The anti-feminist backlash
If American feminism had a high-water mark in the past few years, it was probably in 2020, when Harvey Weinstein was convicted of rape and felony sex crime charges — and even that victory was, well, debatable. In the years since, there’s been a re-evaluation of the #MeToo movement and how much it has actually done to root out sexual abuse and discrimination.
Then, in June 2022, came American feminism’s lowest watermark in decades: the Supreme Court’s overturning of Roe v. Wade. The confluence of the abrogation of the constitutional right to abortion and the backlash to #MeToo led my colleague Michelle Goldberg to conclude that feminism had arrived at a “moment of despair, the brutal comedown after a season when social transformation appeared possible.” How long will this newer season last, and where will it take us?
Progressive culture, canceled

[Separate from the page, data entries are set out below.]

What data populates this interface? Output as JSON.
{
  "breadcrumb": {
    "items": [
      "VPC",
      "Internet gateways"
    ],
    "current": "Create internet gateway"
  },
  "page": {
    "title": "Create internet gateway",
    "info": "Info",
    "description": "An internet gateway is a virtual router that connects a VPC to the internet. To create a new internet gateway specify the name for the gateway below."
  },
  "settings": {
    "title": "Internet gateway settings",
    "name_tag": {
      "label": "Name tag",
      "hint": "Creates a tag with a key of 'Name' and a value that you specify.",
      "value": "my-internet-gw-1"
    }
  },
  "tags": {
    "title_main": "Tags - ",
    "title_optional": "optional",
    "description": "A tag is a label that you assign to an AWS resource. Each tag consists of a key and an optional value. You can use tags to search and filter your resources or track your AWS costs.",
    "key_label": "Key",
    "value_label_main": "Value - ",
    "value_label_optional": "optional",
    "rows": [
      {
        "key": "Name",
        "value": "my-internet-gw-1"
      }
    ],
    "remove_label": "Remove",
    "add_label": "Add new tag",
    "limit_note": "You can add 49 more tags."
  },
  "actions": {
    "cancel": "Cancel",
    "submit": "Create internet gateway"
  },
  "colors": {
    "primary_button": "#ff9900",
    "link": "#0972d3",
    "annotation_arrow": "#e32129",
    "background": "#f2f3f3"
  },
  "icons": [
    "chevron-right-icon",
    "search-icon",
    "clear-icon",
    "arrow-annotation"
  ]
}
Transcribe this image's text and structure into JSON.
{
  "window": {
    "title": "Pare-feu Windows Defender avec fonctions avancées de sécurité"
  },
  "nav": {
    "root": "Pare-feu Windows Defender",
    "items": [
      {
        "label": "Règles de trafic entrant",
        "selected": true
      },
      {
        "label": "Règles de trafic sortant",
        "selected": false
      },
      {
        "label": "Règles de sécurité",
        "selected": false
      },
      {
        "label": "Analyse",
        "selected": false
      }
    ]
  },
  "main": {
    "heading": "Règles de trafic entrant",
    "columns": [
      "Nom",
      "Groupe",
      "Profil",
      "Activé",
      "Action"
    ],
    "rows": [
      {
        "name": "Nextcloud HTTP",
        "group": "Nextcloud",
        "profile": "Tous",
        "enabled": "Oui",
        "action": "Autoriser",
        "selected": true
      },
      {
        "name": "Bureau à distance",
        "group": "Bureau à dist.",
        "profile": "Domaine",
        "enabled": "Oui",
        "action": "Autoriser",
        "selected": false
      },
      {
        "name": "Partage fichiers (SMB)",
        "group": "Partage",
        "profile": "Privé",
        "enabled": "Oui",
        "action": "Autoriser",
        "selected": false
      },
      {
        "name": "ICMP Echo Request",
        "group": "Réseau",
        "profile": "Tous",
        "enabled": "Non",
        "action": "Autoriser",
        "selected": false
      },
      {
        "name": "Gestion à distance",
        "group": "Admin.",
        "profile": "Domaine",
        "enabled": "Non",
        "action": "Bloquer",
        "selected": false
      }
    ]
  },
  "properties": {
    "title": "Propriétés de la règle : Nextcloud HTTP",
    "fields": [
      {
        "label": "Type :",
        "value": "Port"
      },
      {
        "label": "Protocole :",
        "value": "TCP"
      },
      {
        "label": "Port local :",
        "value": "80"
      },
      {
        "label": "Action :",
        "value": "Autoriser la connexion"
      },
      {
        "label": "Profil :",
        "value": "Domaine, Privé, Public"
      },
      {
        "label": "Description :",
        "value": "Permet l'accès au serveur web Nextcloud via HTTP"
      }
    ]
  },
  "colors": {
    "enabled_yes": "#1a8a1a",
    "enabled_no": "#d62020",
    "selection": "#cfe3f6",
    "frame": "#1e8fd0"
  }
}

In the summer of 2020, 153 writers, artists and academics signed an open letter in Harper’s Magazine warning of a threat to American intellectual life. The signatories argued that the urge to censor, publicly shame and professionally punish anyone deemed guilty of ideological nonconformity, long common on the right, had become a prevailing tendency on the left as well, creating an intolerant climate that stifled open debate.
Apprehension about cancel culture, as it’s come to be known, was and continues to be earnestly felt by people across the political spectrum. But as the pandemic progressed, that apprehension was seized upon by the right and assimilated into a broader campaign against “wokeness,” which increasingly revolves around the exposure of America’s children to anti-racist pedagogy and gender nonconformity.
In this newsletter, I tried to speak plainly about the partisan political origins of this campaign while still giving the underlying debates that animated it a fair airing. It is common to hear these debates described as belonging to “the culture war,” which can connote an absence of material stakes. But as efforts to ban books by or about Black or L.G.B.T.Q. people and to restrict the rights of transgender Americans accelerate, the stakes have proved to be very material indeed.
In November 2019, I asked my esteemed colleagues in the Food section to weigh in on some of the culinary debates that pop up every Thanksgiving. Opinions were divided on the acceptability of canned cranberry sauce, for example, and on the advisability of frying a turkey. But on the question of turducken, most were adamantly opposed. “This is bull,” said Kim Severson, an Atlanta-based Food reporter. “It’s essentially performative Thanksgiving cooking.”
That comment elicited perhaps my favorite reader response I’ve ever received: an email from Judith Butler, arguably one of the most famous living philosophers, clarifying the meaning (or rather, one meaning) of “performative,” a word she popularized and that has since taken on a life of its own. If that response has helped even one college student navigate the notoriously difficult prose of Butler’s feminist classic “Gender Trouble,” I’ll consider this newsletter a success.
SOME MORE FOR THE ROAD